It’s possible that there is a coherent response to this argument, but I’ve never seen one. Most environmentalists focus on how recycling reduces deforestation in the short term but ignore the long-term consequences of diminishing the incentive to reforest. More often people just change the topic, decrying how tree farming promotes monoculture, criticizing logging practices, or complaining about the wastefulness of consumer society. What is conspicuously lacking is a simple, cogent line of reasoning that defends the practice against the “economic” objection. Again, this isn’t to say there is no argument, just that I’ve never heard it. What I have heard is a whole host of increasingly ingenious ways of changing the subject.

Joseph Heath, Filthy Lucre: Economics for People Who Hate Capitalism (HarperCollins, Toronto, 2009), p. 6.

Readers, do you have a coherent response to this argument? I don’t, so if one occurs to you, please post a comment.

Philosopher Joseph Heath (1967-) is an Associate Professor at the University of Toronto. He freely admits “I’m not an economist”, having “essentially no formal training in the subject. I did take the usual Economics 101 course as an undergraduate, but I only went to class a couple of times. The professor got on my nerves. …. Since then, I’ve just been reading on my own. I also have no mathematics beyond high school. I did learn calculus, but I can’t remember how to do it. I mention this not to undermine anyone’s confidence in the arguments that follow, but merely to show that the barriers to economic literacy re not as great as they sometimes made out to be.”

I don’t know whether it is because—or in spite of—Heath’s lack of formal training, but this is one of the best economics books I have read in years. I recommend it to everyone, but especially to those the left who might benefit from learning more about the capitalist system they profess to despise. Heath’s book is a joy to read and covers many topics. I have quibbles with parts of the text, but these are minor compared to those I have with the average economics book written by an untrained journalist. Heath has clearly made an effort to understand what economists are trying to say. I especially liked his devastating criticism of libertarian ideology, on pages 24-43.

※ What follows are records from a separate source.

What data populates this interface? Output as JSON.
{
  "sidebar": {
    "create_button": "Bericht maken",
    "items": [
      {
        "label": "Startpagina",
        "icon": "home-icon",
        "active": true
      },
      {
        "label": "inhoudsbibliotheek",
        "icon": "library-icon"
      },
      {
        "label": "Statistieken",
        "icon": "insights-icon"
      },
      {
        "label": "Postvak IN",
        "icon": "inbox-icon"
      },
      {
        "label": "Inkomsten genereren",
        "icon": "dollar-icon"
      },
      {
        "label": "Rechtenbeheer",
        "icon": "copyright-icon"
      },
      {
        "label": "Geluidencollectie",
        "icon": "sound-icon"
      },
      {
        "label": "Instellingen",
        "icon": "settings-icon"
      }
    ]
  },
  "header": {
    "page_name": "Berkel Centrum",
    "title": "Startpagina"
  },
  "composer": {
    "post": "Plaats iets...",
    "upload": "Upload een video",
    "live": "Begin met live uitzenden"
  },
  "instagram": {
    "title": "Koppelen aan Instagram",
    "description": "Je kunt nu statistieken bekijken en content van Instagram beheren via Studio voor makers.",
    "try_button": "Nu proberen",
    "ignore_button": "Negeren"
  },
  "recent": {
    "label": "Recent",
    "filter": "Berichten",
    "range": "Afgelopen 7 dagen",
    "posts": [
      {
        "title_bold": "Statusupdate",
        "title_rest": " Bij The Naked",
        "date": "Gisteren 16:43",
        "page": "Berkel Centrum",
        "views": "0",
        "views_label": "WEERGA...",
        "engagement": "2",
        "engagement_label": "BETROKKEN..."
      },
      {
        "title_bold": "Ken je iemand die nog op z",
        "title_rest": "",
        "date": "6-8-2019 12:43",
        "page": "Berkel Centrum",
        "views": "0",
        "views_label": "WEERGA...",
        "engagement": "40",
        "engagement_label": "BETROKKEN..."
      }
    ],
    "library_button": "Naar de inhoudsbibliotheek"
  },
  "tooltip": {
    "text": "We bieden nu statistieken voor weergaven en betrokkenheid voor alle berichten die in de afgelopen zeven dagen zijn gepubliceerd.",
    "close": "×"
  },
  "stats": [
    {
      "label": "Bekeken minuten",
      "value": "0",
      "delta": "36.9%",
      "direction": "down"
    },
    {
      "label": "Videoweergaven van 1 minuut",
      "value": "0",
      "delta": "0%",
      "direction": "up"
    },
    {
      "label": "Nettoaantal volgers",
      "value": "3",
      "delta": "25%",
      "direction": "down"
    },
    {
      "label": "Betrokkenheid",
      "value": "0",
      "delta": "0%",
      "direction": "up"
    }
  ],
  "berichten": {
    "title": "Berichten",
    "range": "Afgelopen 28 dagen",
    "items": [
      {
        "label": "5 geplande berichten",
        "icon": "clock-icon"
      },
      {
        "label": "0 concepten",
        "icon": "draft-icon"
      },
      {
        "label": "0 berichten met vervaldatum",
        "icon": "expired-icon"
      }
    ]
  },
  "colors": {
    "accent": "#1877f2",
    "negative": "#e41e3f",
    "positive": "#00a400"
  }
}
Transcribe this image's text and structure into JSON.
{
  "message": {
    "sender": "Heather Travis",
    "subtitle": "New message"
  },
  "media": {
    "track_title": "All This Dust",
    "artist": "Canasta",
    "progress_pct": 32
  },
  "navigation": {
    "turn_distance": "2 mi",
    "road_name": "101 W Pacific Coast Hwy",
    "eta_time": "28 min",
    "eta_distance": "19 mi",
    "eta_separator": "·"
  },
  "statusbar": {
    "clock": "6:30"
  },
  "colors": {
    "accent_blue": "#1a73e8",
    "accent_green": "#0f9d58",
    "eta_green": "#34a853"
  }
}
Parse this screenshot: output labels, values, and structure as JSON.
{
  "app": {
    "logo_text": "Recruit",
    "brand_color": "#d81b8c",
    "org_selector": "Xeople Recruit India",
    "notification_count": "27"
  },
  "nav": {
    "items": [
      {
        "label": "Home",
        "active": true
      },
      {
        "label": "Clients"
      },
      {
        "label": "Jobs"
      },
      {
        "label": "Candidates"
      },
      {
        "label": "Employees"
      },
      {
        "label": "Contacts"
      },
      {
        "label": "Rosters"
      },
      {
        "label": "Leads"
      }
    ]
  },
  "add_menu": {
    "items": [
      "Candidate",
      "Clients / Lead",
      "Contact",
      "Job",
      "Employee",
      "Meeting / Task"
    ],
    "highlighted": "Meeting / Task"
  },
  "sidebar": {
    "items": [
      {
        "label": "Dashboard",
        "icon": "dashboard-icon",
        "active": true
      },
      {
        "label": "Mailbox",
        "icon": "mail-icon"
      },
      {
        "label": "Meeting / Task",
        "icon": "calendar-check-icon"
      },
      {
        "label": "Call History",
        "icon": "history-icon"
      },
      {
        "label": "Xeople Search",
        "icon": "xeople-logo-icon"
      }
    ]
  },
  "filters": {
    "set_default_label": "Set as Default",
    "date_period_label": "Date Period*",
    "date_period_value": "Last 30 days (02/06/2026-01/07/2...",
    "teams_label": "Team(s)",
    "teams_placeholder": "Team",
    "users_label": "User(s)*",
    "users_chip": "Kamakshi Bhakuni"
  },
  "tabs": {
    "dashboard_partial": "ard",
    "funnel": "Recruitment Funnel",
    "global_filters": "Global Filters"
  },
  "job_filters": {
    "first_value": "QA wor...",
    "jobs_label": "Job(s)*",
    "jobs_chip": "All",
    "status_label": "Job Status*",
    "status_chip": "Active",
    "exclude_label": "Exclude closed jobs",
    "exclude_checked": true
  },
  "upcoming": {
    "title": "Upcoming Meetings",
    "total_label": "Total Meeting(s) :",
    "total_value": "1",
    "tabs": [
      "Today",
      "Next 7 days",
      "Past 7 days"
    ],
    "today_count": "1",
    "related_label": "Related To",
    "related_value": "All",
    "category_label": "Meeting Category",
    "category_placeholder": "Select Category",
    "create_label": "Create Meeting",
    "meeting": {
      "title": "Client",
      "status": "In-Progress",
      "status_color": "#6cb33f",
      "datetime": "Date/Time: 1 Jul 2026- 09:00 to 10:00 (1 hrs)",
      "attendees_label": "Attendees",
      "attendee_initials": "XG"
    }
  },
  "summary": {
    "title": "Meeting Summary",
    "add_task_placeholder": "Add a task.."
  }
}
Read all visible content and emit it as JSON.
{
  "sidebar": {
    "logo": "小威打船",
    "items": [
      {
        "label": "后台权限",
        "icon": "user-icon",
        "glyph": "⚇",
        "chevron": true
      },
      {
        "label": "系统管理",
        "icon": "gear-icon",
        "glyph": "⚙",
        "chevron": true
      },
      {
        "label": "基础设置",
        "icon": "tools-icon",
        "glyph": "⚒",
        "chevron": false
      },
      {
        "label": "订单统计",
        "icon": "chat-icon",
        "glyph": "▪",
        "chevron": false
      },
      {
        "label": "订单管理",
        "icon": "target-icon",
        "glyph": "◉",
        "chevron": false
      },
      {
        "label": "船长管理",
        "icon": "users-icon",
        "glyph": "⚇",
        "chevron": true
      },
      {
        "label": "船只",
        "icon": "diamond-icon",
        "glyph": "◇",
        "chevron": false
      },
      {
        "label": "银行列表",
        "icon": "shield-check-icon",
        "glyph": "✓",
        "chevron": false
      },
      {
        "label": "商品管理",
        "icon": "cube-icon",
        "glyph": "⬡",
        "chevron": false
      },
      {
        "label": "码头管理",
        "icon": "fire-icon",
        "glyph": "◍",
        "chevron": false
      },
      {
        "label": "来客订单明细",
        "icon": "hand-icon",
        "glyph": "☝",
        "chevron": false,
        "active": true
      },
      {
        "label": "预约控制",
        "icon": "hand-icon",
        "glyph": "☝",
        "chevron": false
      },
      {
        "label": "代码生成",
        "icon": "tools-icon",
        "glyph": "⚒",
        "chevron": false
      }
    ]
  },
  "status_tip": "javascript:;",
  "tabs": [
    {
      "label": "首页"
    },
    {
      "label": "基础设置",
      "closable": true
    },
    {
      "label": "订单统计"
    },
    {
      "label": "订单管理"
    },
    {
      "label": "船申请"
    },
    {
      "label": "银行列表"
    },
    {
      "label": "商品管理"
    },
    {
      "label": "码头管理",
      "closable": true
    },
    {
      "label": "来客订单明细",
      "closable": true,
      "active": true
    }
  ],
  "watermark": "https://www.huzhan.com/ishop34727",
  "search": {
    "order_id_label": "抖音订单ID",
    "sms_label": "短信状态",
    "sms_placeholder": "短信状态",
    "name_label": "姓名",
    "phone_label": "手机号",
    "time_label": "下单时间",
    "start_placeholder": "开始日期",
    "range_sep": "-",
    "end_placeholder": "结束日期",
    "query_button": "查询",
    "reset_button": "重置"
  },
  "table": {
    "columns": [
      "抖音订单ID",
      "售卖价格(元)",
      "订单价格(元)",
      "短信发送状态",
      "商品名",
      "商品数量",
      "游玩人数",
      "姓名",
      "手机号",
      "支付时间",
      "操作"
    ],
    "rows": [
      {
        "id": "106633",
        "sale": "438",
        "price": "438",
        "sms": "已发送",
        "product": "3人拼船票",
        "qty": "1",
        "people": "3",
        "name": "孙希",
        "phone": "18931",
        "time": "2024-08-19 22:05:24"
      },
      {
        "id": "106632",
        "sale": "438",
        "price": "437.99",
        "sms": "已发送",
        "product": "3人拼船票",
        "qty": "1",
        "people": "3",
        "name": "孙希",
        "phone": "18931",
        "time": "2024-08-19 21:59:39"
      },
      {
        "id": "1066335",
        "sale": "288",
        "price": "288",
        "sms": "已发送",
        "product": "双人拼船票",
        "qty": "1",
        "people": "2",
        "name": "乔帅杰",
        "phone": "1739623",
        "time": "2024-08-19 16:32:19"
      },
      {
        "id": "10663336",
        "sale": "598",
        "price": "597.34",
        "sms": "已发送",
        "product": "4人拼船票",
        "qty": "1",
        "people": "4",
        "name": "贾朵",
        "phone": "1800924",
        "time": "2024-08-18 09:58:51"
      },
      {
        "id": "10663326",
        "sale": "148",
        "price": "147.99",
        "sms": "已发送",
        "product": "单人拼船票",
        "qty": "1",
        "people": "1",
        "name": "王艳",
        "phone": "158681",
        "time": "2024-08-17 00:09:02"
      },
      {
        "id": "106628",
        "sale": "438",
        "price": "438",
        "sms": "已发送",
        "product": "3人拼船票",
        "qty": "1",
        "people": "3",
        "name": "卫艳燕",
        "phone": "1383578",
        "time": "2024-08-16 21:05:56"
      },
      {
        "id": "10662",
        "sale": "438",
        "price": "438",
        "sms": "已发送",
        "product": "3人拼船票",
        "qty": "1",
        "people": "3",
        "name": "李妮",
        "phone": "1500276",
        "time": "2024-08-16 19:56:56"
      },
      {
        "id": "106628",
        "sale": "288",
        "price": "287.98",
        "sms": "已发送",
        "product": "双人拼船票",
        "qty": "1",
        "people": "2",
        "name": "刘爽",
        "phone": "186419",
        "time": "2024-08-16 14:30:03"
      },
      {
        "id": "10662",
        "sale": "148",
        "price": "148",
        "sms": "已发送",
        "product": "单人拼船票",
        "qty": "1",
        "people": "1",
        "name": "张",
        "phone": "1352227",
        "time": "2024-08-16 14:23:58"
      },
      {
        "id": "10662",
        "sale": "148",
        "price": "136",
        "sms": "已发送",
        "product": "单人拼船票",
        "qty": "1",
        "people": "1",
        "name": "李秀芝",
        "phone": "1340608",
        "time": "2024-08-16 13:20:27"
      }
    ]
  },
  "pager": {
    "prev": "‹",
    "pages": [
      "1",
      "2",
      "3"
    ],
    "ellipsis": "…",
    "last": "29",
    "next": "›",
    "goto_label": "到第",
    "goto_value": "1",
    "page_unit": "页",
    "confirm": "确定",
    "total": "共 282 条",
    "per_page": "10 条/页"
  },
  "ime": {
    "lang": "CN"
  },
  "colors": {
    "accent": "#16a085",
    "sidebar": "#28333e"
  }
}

A US edition is forthcoming next year (2010), but you don’t have to wait for it, as the hardcover Canadian edition is available now at